Because money can’t buy everything…
There’s something so wonderfully stirring in the resilience shown by houses resisting the pressure of invasive property developers. Be it the symbol of the fight against gentrification, the triumph of sentimental worth over financial greed, or something else entirely, we collectively find pride and reverence in the unshakeable perseverance of the little guy.
It’s why this very concept has become a plotline that has been used time and time again in narratives. Throughout the history of cinema, you’ll find numerous examples of corporate giants attempting to consume a humble home and replace it with a shopping complex or apartment and condo buildings of some sort.
Whether it’s the 1987 science fiction movie Batteries Not Included, the 1999 family comedy Stuart Little, or more recently the 2009 Oscar-winning Pixar movie Up, they all have us rooting in some way for the protagonist in their fight against corporate peer pressure and invasive development. It’s safe to say the large majority of audiences are imbued with an adoration for the character’s unwavering loyalty to their homestead to the extent that these characters are often elevated to folk hero statures.
This is certainly the case for the film Up which galvanized people to celebrate a Seattle “holdout house” owned by Edith Macefield. Though not actually the inspiration for the movie itself, the parallels with an octogenarian owner refusing a $1m offer and fending off developers hit home with many. So much so in fact, that Disney publicists chose to attach balloons to the roof in the build-up to Up‘s release. An act that then inspired many to continue tying their own balloons to the chain-link fence many years later.
#Up @Disney @UPMovieFans I found “the” house while driving by. The Edith Macefield home. She refused the $1M offer on her 108-year-old farmhouse. She died at age 86 in 2008. And there the house stands, balloons and all. #EdithLives #Up #BalloonsRemain #Ballard pic.twitter.com/VeyfQoJMfF
— Prismoracle (@Oracle98122) November 2, 2021
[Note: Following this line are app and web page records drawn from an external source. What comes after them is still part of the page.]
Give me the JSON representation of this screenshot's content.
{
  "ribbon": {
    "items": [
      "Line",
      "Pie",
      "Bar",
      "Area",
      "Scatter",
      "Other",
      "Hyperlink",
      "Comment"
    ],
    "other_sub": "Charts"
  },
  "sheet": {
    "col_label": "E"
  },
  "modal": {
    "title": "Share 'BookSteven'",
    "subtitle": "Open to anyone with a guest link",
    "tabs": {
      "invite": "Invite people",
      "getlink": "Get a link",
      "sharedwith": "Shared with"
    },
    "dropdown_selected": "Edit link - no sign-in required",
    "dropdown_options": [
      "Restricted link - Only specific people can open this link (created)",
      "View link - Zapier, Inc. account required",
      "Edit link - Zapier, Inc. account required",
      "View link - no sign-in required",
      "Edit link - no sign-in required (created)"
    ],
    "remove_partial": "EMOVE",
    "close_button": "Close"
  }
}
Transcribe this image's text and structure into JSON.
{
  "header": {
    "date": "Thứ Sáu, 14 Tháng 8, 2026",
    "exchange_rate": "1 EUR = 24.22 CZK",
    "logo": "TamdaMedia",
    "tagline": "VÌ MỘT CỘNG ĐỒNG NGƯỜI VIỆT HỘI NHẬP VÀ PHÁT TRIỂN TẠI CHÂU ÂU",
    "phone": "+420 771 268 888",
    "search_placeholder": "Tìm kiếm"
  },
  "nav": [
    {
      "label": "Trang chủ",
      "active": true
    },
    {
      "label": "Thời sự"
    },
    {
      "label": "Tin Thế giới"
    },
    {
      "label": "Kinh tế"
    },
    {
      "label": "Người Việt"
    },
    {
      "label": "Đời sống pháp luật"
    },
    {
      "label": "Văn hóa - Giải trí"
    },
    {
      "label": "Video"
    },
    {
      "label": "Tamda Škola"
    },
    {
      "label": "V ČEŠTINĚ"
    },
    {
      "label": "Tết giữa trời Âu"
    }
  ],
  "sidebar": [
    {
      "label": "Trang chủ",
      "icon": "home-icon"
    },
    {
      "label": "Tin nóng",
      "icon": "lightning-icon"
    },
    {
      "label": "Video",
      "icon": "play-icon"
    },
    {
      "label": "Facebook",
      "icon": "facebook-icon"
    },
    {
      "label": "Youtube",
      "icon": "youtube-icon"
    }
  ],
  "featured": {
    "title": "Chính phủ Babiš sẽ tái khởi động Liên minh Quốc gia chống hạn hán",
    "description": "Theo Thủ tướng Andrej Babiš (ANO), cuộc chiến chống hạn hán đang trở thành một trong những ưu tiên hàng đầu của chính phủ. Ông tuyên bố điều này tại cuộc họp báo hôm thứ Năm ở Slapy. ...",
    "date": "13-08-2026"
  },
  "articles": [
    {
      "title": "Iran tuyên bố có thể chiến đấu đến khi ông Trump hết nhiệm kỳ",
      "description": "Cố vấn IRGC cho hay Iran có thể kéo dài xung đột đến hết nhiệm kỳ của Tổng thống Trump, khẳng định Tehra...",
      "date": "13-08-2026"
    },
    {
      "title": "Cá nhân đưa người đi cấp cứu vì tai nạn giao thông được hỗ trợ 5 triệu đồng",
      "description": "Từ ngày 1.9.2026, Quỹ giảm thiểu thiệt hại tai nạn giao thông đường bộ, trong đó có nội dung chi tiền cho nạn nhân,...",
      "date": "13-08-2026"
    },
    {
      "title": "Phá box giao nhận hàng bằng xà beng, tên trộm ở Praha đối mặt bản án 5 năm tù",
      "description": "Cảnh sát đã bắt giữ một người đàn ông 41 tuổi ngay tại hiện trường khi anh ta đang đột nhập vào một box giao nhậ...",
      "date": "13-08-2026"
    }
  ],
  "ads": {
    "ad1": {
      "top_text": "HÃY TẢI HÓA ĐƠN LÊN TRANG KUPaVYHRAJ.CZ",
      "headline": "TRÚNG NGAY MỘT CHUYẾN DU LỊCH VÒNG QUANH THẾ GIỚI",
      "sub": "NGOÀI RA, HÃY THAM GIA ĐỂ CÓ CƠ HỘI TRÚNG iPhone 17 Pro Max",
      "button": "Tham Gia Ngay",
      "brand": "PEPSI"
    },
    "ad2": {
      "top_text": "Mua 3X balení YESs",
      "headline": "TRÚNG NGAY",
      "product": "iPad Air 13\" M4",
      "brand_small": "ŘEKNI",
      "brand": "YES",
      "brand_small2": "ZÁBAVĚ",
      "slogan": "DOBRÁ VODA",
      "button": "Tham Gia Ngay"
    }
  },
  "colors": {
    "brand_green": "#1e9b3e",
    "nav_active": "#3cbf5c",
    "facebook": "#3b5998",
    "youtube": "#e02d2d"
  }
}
The contrast between the surrounding urban development that dominates the landscape and the now-iconic charm of Edith’s aged home is just one example of many similar situations across the country. Along with the help of Doorways of Chicago we have put together some similar examples in Chicago!
Let us know what you think and if you have any information about these buildings please get in touch to tell us more at firstname.lastname@example.org.
1. W. North Ave. near Damen in Wicker Park
2. 1745 N Clybourn Ave in Lincoln Park
3. N. Sheffield Ave. near Belmont in Lakeview
4. 165 W. Superior in River North (Between LaSalle and Wells)
5. N. Damen at Armitage in Bucktown
6. W. North Ave. near Damen in Wicker Park
7. S. Bell Ave & Polk in Tri-Taylor
8. 1800 block of W. Belmont in Roscoe Village
9. 2600 block of N. Orchard St. in Lincoln Park
10. 2100 block of N. Magnolia Ave. in Lincoln Park
11. 1600 block of N. Oakley in Wicker Park
12. 2301 N Seminary Ave. in Lincoln Park
13. W. Diversey Pkwy near Sheridan Road in Lakeview
14. 4400 block of N. Damen in North Center
15. 1600 block of S. Allport in Pilsen
*This article was made in collaboration with Doorways of Chicago: a small Chicago-based business offering photo prints, greeting card collections, and spring, summer, and fall architecture walking tours. Originally an Instagram venture, Doorways of Chicago shares a passion for vintage, historic, and iconic architecture from places across the USA and around the world.